> **Source records**
== Segment start ==
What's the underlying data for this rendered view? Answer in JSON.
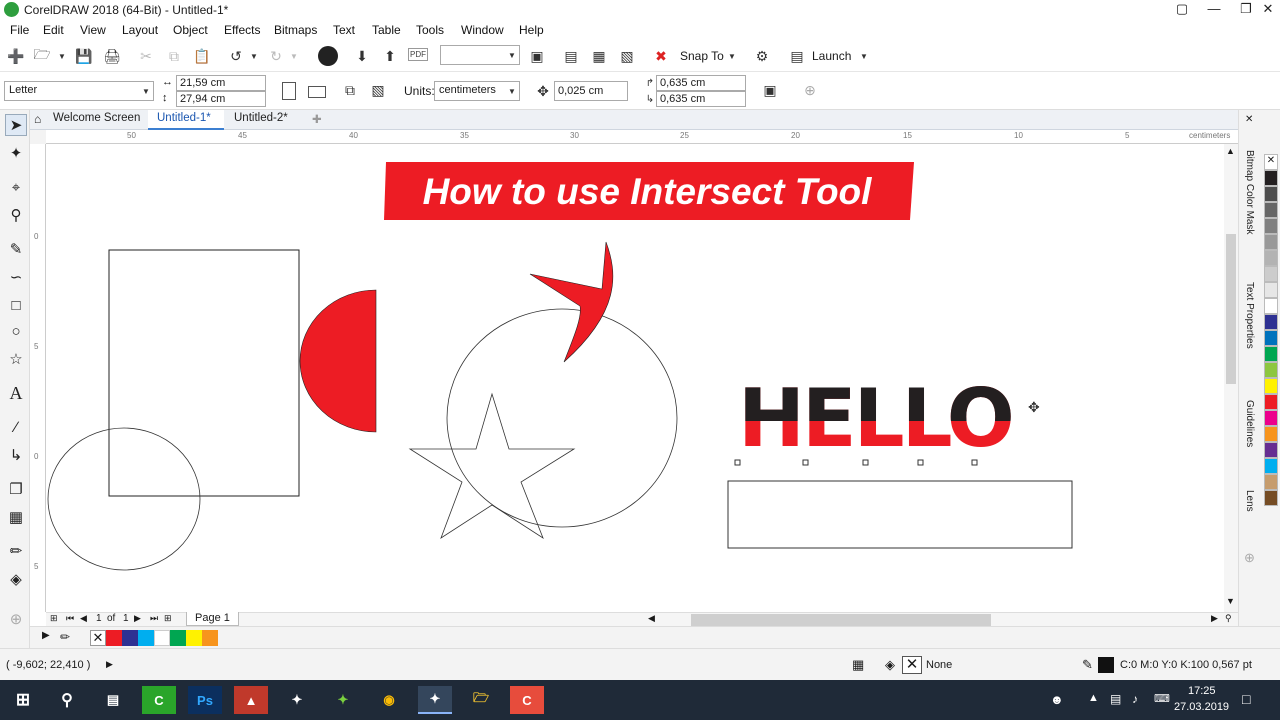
{
  "window": {
    "title": "CorelDRAW 2018 (64-Bit) - Untitled-1*"
  },
  "menu": [
    "File",
    "Edit",
    "View",
    "Layout",
    "Object",
    "Effects",
    "Bitmaps",
    "Text",
    "Table",
    "Tools",
    "Window",
    "Help"
  ],
  "toolbar": {
    "snap_label": "Snap To",
    "launch_label": "Launch",
    "pdf_label": "PDF"
  },
  "propbar": {
    "page_size": "Letter",
    "width": "21,59 cm",
    "height": "27,94 cm",
    "units_label": "Units:",
    "units_value": "centimeters",
    "nudge": "0,025 cm",
    "dup_x": "0,635 cm",
    "dup_y": "0,635 cm"
  },
  "tabs": [
    "Welcome Screen",
    "Untitled-1*",
    "Untitled-2*"
  ],
  "ruler": {
    "unit": "centimeters",
    "h_ticks": [
      "50",
      "45",
      "40",
      "35",
      "30",
      "25",
      "20",
      "15",
      "10",
      "5"
    ],
    "v_ticks": [
      "0",
      "5",
      "0",
      "5"
    ]
  },
  "canvas": {
    "banner_text": "How to use Intersect Tool",
    "hello_text": "HELLO",
    "accent_red": "#ed1c24",
    "dark": "#231f20"
  },
  "dockers": [
    "Bitmap Color Mask",
    "Text Properties",
    "Guidelines",
    "Lens"
  ],
  "pager": {
    "current": "1",
    "of_label": "of",
    "total": "1",
    "page_tab": "Page 1"
  },
  "status": {
    "coords": "( -9,602; 22,410 )",
    "fill_label": "None",
    "outline_label": "C:0 M:0 Y:0 K:100  0,567 pt"
  },
  "taskbar": {
    "time": "17:25",
    "date": "27.03.2019"
  },
  "palette_colors": [
    "#ffffff",
    "#231f20",
    "#4d4d4d",
    "#666666",
    "#808080",
    "#999999",
    "#b3b3b3",
    "#cccccc",
    "#e6e6e6",
    "#ffffff",
    "#2e3192",
    "#0072bc",
    "#00a651",
    "#8dc63f",
    "#fff200",
    "#ed1c24",
    "#ec008c",
    "#f7941d",
    "#662d91",
    "#00aeef",
    "#c69c6d",
    "#754c24"
  ],
  "doc_palette_colors": [
    "#ed1c24",
    "#2e3192",
    "#00aeef",
    "#ffffff",
    "#00a651",
    "#fff200",
    "#f7941d"
  ]
}
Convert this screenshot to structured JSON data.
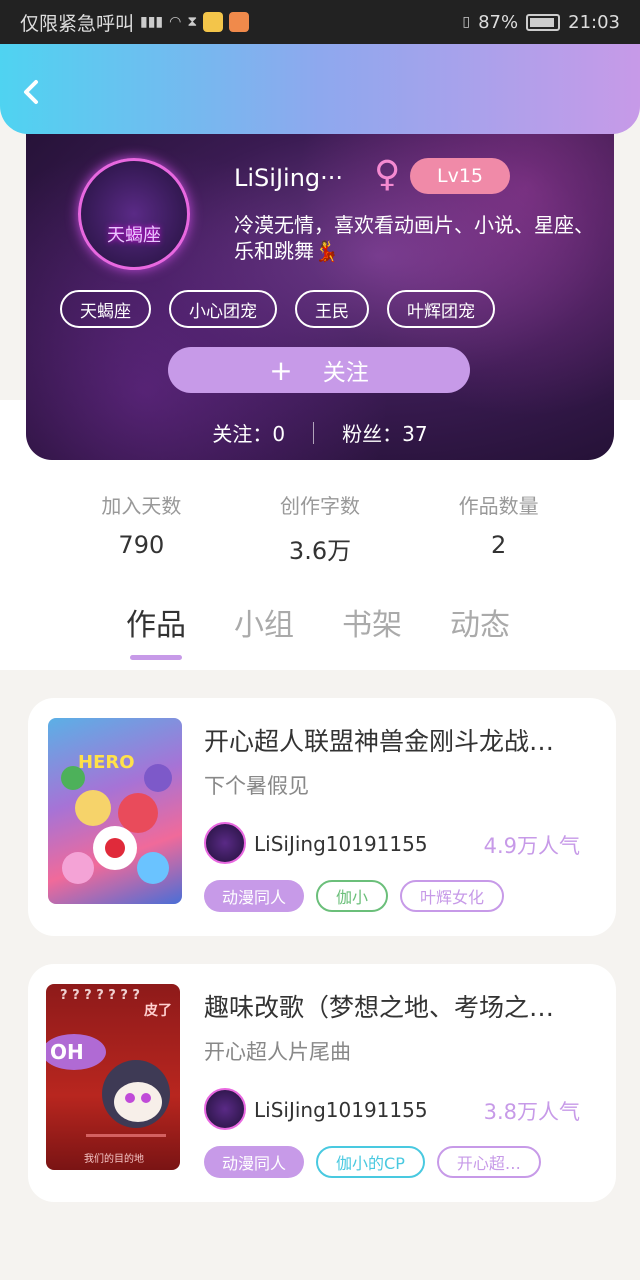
{
  "statusbar": {
    "carrier": "仅限紧急呼叫",
    "battery_percent": "87%",
    "time": "21:03"
  },
  "colors": {
    "accent": "#c79ae8",
    "header_gradient_start": "#4fd3f1",
    "header_gradient_end": "#c79ae8"
  },
  "header": {
    "back_icon": "chevron-left-icon"
  },
  "profile": {
    "avatar_text": "天蝎座",
    "username": "LiSiJing···",
    "gender_symbol": "♀",
    "level": "Lv15",
    "bio": "冷漠无情，喜欢看动画片、小说、星座、\n乐和跳舞💃",
    "tags": [
      "天蝎座",
      "小心团宠",
      "王民",
      "叶辉团宠"
    ],
    "follow_plus": "+",
    "follow_label": "关注",
    "following": "关注：0",
    "fans": "粉丝：37"
  },
  "stats": [
    {
      "label": "加入天数",
      "value": "790"
    },
    {
      "label": "创作字数",
      "value": "3.6万"
    },
    {
      "label": "作品数量",
      "value": "2"
    }
  ],
  "tabs": [
    "作品",
    "小组",
    "书架",
    "动态"
  ],
  "works": [
    {
      "title": "开心超人联盟神兽金刚斗龙战…",
      "subtitle": "下个暑假见",
      "author": "LiSiJing10191155",
      "popularity": "4.9万人气",
      "tags": [
        "动漫同人",
        "伽小",
        "叶辉女化"
      ],
      "cover_text": "HERO"
    },
    {
      "title": "趣味改歌（梦想之地、考场之…",
      "subtitle": "开心超人片尾曲",
      "author": "LiSiJing10191155",
      "popularity": "3.8万人气",
      "tags": [
        "动漫同人",
        "伽小的CP",
        "开心超…"
      ],
      "cover_text_top": "? ? ? ? ? ? ?",
      "cover_text_right": "皮了",
      "cover_text_left": "OH",
      "cover_text_bottom": "我们的目的地"
    }
  ]
}
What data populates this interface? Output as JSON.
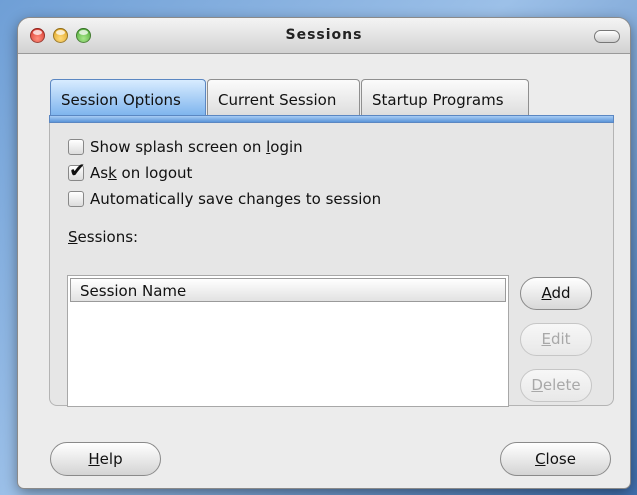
{
  "window": {
    "title": "Sessions"
  },
  "tabs": [
    {
      "label": "Session Options",
      "active": true
    },
    {
      "label": "Current Session",
      "active": false
    },
    {
      "label": "Startup Programs",
      "active": false
    }
  ],
  "options": [
    {
      "pre": "Show splash screen on ",
      "mnemonic": "l",
      "post": "ogin",
      "checked": false
    },
    {
      "pre": "As",
      "mnemonic": "k",
      "post": " on logout",
      "checked": true
    },
    {
      "pre": "",
      "mnemonic": "",
      "post": "Automatically save changes to session",
      "checked": false
    }
  ],
  "sessions_section": {
    "label_mnemonic": "S",
    "label_rest": "essions:",
    "column_header": "Session Name",
    "rows": []
  },
  "side_buttons": {
    "add": {
      "mnemonic": "A",
      "rest": "dd",
      "enabled": true
    },
    "edit": {
      "mnemonic": "E",
      "rest": "dit",
      "enabled": false
    },
    "delete": {
      "mnemonic": "D",
      "rest": "elete",
      "enabled": false
    }
  },
  "bottom_buttons": {
    "help": {
      "mnemonic": "H",
      "rest": "elp"
    },
    "close": {
      "mnemonic": "C",
      "rest": "lose"
    }
  }
}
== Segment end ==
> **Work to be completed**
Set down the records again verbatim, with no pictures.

> **Your response**
What's the underlying data for this rendered view? Answer in JSON.
{
  "window": {
    "title": "CorelDRAW 2018 (64-Bit) - Untitled-1*"
  },
  "menu": [
    "File",
    "Edit",
    "View",
    "Layout",
    "Object",
    "Effects",
    "Bitmaps",
    "Text",
    "Table",
    "Tools",
    "Window",
    "Help"
  ],
  "toolbar": {
    "snap_label": "Snap To",
    "launch_label": "Launch",
    "pdf_label": "PDF"
  },
  "propbar": {
    "page_size": "Letter",
    "width": "21,59 cm",
    "height": "27,94 cm",
    "units_label": "Units:",
    "units_value": "centimeters",
    "nudge": "0,025 cm",
    "dup_x": "0,635 cm",
    "dup_y": "0,635 cm"
  },
  "tabs": [
    "Welcome Screen",
    "Untitled-1*",
    "Untitled-2*"
  ],
  "ruler": {
    "unit": "centimeters",
    "h_ticks": [
      "50",
      "45",
      "40",
      "35",
      "30",
      "25",
      "20",
      "15",
      "10",
      "5"
    ],
    "v_ticks": [
      "0",
      "5",
      "0",
      "5"
    ]
  },
  "canvas": {
    "banner_text": "How to use Intersect Tool",
    "hello_text": "HELLO",
    "accent_red": "#ed1c24",
    "dark": "#231f20"
  },
  "dockers": [
    "Bitmap Color Mask",
    "Text Properties",
    "Guidelines",
    "Lens"
  ],
  "pager": {
    "current": "1",
    "of_label": "of",
    "total": "1",
    "page_tab": "Page 1"
  },
  "status": {
    "coords": "( -9,602; 22,410 )",
    "fill_label": "None",
    "outline_label": "C:0 M:0 Y:0 K:100  0,567 pt"
  },
  "taskbar": {
    "time": "17:25",
    "date": "27.03.2019"
  },
  "palette_colors": [
    "#ffffff",
    "#231f20",
    "#4d4d4d",
    "#666666",
    "#808080",
    "#999999",
    "#b3b3b3",
    "#cccccc",
    "#e6e6e6",
    "#ffffff",
    "#2e3192",
    "#0072bc",
    "#00a651",
    "#8dc63f",
    "#fff200",
    "#ed1c24",
    "#ec008c",
    "#f7941d",
    "#662d91",
    "#00aeef",
    "#c69c6d",
    "#754c24"
  ],
  "doc_palette_colors": [
    "#ed1c24",
    "#2e3192",
    "#00aeef",
    "#ffffff",
    "#00a651",
    "#fff200",
    "#f7941d"
  ]
}
Convert this screenshot to structured JSON data.
{
  "statusbar": {
    "carrier": "仅限紧急呼叫",
    "battery_percent": "87%",
    "time": "21:03"
  },
  "colors": {
    "accent": "#c79ae8",
    "header_gradient_start": "#4fd3f1",
    "header_gradient_end": "#c79ae8"
  },
  "header": {
    "back_icon": "chevron-left-icon"
  },
  "profile": {
    "avatar_text": "天蝎座",
    "username": "LiSiJing···",
    "gender_symbol": "♀",
    "level": "Lv15",
    "bio": "冷漠无情，喜欢看动画片、小说、星座、\n乐和跳舞💃",
    "tags": [
      "天蝎座",
      "小心团宠",
      "王民",
      "叶辉团宠"
    ],
    "follow_plus": "+",
    "follow_label": "关注",
    "following": "关注：0",
    "fans": "粉丝：37"
  },
  "stats": [
    {
      "label": "加入天数",
      "value": "790"
    },
    {
      "label": "创作字数",
      "value": "3.6万"
    },
    {
      "label": "作品数量",
      "value": "2"
    }
  ],
  "tabs": [
    "作品",
    "小组",
    "书架",
    "动态"
  ],
  "works": [
    {
      "title": "开心超人联盟神兽金刚斗龙战…",
      "subtitle": "下个暑假见",
      "author": "LiSiJing10191155",
      "popularity": "4.9万人气",
      "tags": [
        "动漫同人",
        "伽小",
        "叶辉女化"
      ],
      "cover_text": "HERO"
    },
    {
      "title": "趣味改歌（梦想之地、考场之…",
      "subtitle": "开心超人片尾曲",
      "author": "LiSiJing10191155",
      "popularity": "3.8万人气",
      "tags": [
        "动漫同人",
        "伽小的CP",
        "开心超…"
      ],
      "cover_text_top": "? ? ? ? ? ? ?",
      "cover_text_right": "皮了",
      "cover_text_left": "OH",
      "cover_text_bottom": "我们的目的地"
    }
  ]
}
What data populates this interface? Output as JSON.
{
  "window": {
    "title": "Sessions"
  },
  "tabs": [
    {
      "label": "Session Options",
      "active": true
    },
    {
      "label": "Current Session",
      "active": false
    },
    {
      "label": "Startup Programs",
      "active": false
    }
  ],
  "options": [
    {
      "pre": "Show splash screen on ",
      "mnemonic": "l",
      "post": "ogin",
      "checked": false
    },
    {
      "pre": "As",
      "mnemonic": "k",
      "post": " on logout",
      "checked": true
    },
    {
      "pre": "",
      "mnemonic": "",
      "post": "Automatically save changes to session",
      "checked": false
    }
  ],
  "sessions_section": {
    "label_mnemonic": "S",
    "label_rest": "essions:",
    "column_header": "Session Name",
    "rows": []
  },
  "side_buttons": {
    "add": {
      "mnemonic": "A",
      "rest": "dd",
      "enabled": true
    },
    "edit": {
      "mnemonic": "E",
      "rest": "dit",
      "enabled": false
    },
    "delete": {
      "mnemonic": "D",
      "rest": "elete",
      "enabled": false
    }
  },
  "bottom_buttons": {
    "help": {
      "mnemonic": "H",
      "rest": "elp"
    },
    "close": {
      "mnemonic": "C",
      "rest": "lose"
    }
  }
}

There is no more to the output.